[Records from a dataset]

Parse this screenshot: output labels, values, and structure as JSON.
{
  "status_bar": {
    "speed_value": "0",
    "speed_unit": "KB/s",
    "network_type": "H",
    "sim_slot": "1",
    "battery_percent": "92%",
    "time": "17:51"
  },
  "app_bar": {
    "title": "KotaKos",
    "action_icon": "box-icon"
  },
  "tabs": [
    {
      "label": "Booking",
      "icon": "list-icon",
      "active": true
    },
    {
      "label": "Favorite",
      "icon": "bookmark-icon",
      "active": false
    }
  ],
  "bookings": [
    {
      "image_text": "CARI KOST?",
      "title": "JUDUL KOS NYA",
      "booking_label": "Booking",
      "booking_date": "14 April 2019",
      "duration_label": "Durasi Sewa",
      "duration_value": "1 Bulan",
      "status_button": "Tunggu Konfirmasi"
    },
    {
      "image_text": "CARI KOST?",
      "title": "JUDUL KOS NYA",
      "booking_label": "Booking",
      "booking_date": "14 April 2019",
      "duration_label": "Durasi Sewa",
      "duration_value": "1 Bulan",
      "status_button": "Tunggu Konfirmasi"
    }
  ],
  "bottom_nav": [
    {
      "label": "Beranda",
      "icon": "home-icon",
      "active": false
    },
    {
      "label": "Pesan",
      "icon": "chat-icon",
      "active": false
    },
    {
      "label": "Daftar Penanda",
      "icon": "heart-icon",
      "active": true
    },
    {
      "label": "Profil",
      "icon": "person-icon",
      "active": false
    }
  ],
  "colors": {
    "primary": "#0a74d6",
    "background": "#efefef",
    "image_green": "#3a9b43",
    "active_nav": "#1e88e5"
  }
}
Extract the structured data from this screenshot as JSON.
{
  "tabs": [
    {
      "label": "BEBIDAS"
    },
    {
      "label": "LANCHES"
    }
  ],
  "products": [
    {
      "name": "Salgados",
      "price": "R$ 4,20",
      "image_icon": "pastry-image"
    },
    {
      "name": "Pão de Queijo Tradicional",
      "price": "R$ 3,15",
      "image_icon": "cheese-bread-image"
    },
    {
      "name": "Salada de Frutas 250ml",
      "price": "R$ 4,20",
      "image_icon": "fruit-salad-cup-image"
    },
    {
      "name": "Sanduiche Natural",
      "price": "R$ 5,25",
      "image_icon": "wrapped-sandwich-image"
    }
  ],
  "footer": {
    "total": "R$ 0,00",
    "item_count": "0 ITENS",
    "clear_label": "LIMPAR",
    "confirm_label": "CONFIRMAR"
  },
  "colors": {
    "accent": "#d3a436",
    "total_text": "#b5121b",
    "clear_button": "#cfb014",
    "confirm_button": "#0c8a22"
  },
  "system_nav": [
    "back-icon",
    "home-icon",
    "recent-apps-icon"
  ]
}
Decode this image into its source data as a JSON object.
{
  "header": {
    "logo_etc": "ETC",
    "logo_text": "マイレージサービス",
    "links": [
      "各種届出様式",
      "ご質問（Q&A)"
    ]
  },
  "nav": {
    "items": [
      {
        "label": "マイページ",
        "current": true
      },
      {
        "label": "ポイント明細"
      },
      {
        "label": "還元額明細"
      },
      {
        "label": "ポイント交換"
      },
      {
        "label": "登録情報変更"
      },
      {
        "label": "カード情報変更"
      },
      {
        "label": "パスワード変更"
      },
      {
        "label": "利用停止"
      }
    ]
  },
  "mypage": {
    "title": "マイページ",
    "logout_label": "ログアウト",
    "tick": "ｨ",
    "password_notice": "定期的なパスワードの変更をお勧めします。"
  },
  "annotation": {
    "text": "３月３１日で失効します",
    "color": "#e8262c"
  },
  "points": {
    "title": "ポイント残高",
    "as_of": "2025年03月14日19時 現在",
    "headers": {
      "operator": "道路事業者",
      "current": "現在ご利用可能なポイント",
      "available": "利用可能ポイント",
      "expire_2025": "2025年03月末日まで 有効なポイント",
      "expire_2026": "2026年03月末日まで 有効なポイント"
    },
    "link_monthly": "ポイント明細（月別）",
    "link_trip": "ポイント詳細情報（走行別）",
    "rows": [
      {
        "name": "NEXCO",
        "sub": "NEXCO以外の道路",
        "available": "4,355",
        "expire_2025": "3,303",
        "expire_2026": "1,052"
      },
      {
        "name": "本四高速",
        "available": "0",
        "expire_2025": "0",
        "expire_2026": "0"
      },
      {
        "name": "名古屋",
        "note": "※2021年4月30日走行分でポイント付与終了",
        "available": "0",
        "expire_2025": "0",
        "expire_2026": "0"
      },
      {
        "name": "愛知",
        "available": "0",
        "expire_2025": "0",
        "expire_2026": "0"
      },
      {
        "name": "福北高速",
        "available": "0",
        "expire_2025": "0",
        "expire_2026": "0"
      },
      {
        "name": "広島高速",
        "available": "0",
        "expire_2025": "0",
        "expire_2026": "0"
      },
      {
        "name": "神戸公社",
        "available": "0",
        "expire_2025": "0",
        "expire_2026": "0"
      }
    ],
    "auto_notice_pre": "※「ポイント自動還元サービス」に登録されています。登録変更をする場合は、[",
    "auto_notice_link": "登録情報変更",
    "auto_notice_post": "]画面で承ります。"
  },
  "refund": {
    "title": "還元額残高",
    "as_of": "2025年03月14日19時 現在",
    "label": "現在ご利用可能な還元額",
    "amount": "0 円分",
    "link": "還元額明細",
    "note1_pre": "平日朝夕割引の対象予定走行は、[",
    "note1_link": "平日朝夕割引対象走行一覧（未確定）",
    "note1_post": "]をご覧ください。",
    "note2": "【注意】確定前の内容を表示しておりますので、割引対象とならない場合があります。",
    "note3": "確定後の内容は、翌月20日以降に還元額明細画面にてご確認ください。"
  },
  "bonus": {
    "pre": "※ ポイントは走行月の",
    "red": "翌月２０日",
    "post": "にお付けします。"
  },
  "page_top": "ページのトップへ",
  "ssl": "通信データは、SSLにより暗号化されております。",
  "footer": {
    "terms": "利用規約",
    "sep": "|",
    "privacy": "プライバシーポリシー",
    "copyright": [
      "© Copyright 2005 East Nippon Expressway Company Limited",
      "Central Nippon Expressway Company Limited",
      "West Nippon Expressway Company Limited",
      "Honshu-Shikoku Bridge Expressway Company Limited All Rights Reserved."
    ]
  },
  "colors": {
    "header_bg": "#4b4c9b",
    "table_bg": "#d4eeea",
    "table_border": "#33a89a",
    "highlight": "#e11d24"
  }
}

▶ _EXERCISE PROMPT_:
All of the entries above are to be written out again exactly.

▶ _RESULT OF THIS TASK_:
Parse this screenshot: output labels, values, and structure as JSON.
{
  "status_bar": {
    "speed_value": "0",
    "speed_unit": "KB/s",
    "network_type": "H",
    "sim_slot": "1",
    "battery_percent": "92%",
    "time": "17:51"
  },
  "app_bar": {
    "title": "KotaKos",
    "action_icon": "box-icon"
  },
  "tabs": [
    {
      "label": "Booking",
      "icon": "list-icon",
      "active": true
    },
    {
      "label": "Favorite",
      "icon": "bookmark-icon",
      "active": false
    }
  ],
  "bookings": [
    {
      "image_text": "CARI KOST?",
      "title": "JUDUL KOS NYA",
      "booking_label": "Booking",
      "booking_date": "14 April 2019",
      "duration_label": "Durasi Sewa",
      "duration_value": "1 Bulan",
      "status_button": "Tunggu Konfirmasi"
    },
    {
      "image_text": "CARI KOST?",
      "title": "JUDUL KOS NYA",
      "booking_label": "Booking",
      "booking_date": "14 April 2019",
      "duration_label": "Durasi Sewa",
      "duration_value": "1 Bulan",
      "status_button": "Tunggu Konfirmasi"
    }
  ],
  "bottom_nav": [
    {
      "label": "Beranda",
      "icon": "home-icon",
      "active": false
    },
    {
      "label": "Pesan",
      "icon": "chat-icon",
      "active": false
    },
    {
      "label": "Daftar Penanda",
      "icon": "heart-icon",
      "active": true
    },
    {
      "label": "Profil",
      "icon": "person-icon",
      "active": false
    }
  ],
  "colors": {
    "primary": "#0a74d6",
    "background": "#efefef",
    "image_green": "#3a9b43",
    "active_nav": "#1e88e5"
  }
}
Extract the structured data from this screenshot as JSON.
{
  "tabs": [
    {
      "label": "BEBIDAS"
    },
    {
      "label": "LANCHES"
    }
  ],
  "products": [
    {
      "name": "Salgados",
      "price": "R$ 4,20",
      "image_icon": "pastry-image"
    },
    {
      "name": "Pão de Queijo Tradicional",
      "price": "R$ 3,15",
      "image_icon": "cheese-bread-image"
    },
    {
      "name": "Salada de Frutas 250ml",
      "price": "R$ 4,20",
      "image_icon": "fruit-salad-cup-image"
    },
    {
      "name": "Sanduiche Natural",
      "price": "R$ 5,25",
      "image_icon": "wrapped-sandwich-image"
    }
  ],
  "footer": {
    "total": "R$ 0,00",
    "item_count": "0 ITENS",
    "clear_label": "LIMPAR",
    "confirm_label": "CONFIRMAR"
  },
  "colors": {
    "accent": "#d3a436",
    "total_text": "#b5121b",
    "clear_button": "#cfb014",
    "confirm_button": "#0c8a22"
  },
  "system_nav": [
    "back-icon",
    "home-icon",
    "recent-apps-icon"
  ]
}
Decode this image into its source data as a JSON object.
{
  "header": {
    "logo_etc": "ETC",
    "logo_text": "マイレージサービス",
    "links": [
      "各種届出様式",
      "ご質問（Q&A)"
    ]
  },
  "nav": {
    "items": [
      {
        "label": "マイページ",
        "current": true
      },
      {
        "label": "ポイント明細"
      },
      {
        "label": "還元額明細"
      },
      {
        "label": "ポイント交換"
      },
      {
        "label": "登録情報変更"
      },
      {
        "label": "カード情報変更"
      },
      {
        "label": "パスワード変更"
      },
      {
        "label": "利用停止"
      }
    ]
  },
  "mypage": {
    "title": "マイページ",
    "logout_label": "ログアウト",
    "tick": "ｨ",
    "password_notice": "定期的なパスワードの変更をお勧めします。"
  },
  "annotation": {
    "text": "３月３１日で失効します",
    "color": "#e8262c"
  },
  "points": {
    "title": "ポイント残高",
    "as_of": "2025年03月14日19時 現在",
    "headers": {
      "operator": "道路事業者",
      "current": "現在ご利用可能なポイント",
      "available": "利用可能ポイント",
      "expire_2025": "2025年03月末日まで 有効なポイント",
      "expire_2026": "2026年03月末日まで 有効なポイント"
    },
    "link_monthly": "ポイント明細（月別）",
    "link_trip": "ポイント詳細情報（走行別）",
    "rows": [
      {
        "name": "NEXCO",
        "sub": "NEXCO以外の道路",
        "available": "4,355",
        "expire_2025": "3,303",
        "expire_2026": "1,052"
      },
      {
        "name": "本四高速",
        "available": "0",
        "expire_2025": "0",
        "expire_2026": "0"
      },
      {
        "name": "名古屋",
        "note": "※2021年4月30日走行分でポイント付与終了",
        "available": "0",
        "expire_2025": "0",
        "expire_2026": "0"
      },
      {
        "name": "愛知",
        "available": "0",
        "expire_2025": "0",
        "expire_2026": "0"
      },
      {
        "name": "福北高速",
        "available": "0",
        "expire_2025": "0",
        "expire_2026": "0"
      },
      {
        "name": "広島高速",
        "available": "0",
        "expire_2025": "0",
        "expire_2026": "0"
      },
      {
        "name": "神戸公社",
        "available": "0",
        "expire_2025": "0",
        "expire_2026": "0"
      }
    ],
    "auto_notice_pre": "※「ポイント自動還元サービス」に登録されています。登録変更をする場合は、[",
    "auto_notice_link": "登録情報変更",
    "auto_notice_post": "]画面で承ります。"
  },
  "refund": {
    "title": "還元額残高",
    "as_of": "2025年03月14日19時 現在",
    "label": "現在ご利用可能な還元額",
    "amount": "0 円分",
    "link": "還元額明細",
    "note1_pre": "平日朝夕割引の対象予定走行は、[",
    "note1_link": "平日朝夕割引対象走行一覧（未確定）",
    "note1_post": "]をご覧ください。",
    "note2": "【注意】確定前の内容を表示しておりますので、割引対象とならない場合があります。",
    "note3": "確定後の内容は、翌月20日以降に還元額明細画面にてご確認ください。"
  },
  "bonus": {
    "pre": "※ ポイントは走行月の",
    "red": "翌月２０日",
    "post": "にお付けします。"
  },
  "page_top": "ページのトップへ",
  "ssl": "通信データは、SSLにより暗号化されております。",
  "footer": {
    "terms": "利用規約",
    "sep": "|",
    "privacy": "プライバシーポリシー",
    "copyright": [
      "© Copyright 2005 East Nippon Expressway Company Limited",
      "Central Nippon Expressway Company Limited",
      "West Nippon Expressway Company Limited",
      "Honshu-Shikoku Bridge Expressway Company Limited All Rights Reserved."
    ]
  },
  "colors": {
    "header_bg": "#4b4c9b",
    "table_bg": "#d4eeea",
    "table_border": "#33a89a",
    "highlight": "#e11d24"
  }
}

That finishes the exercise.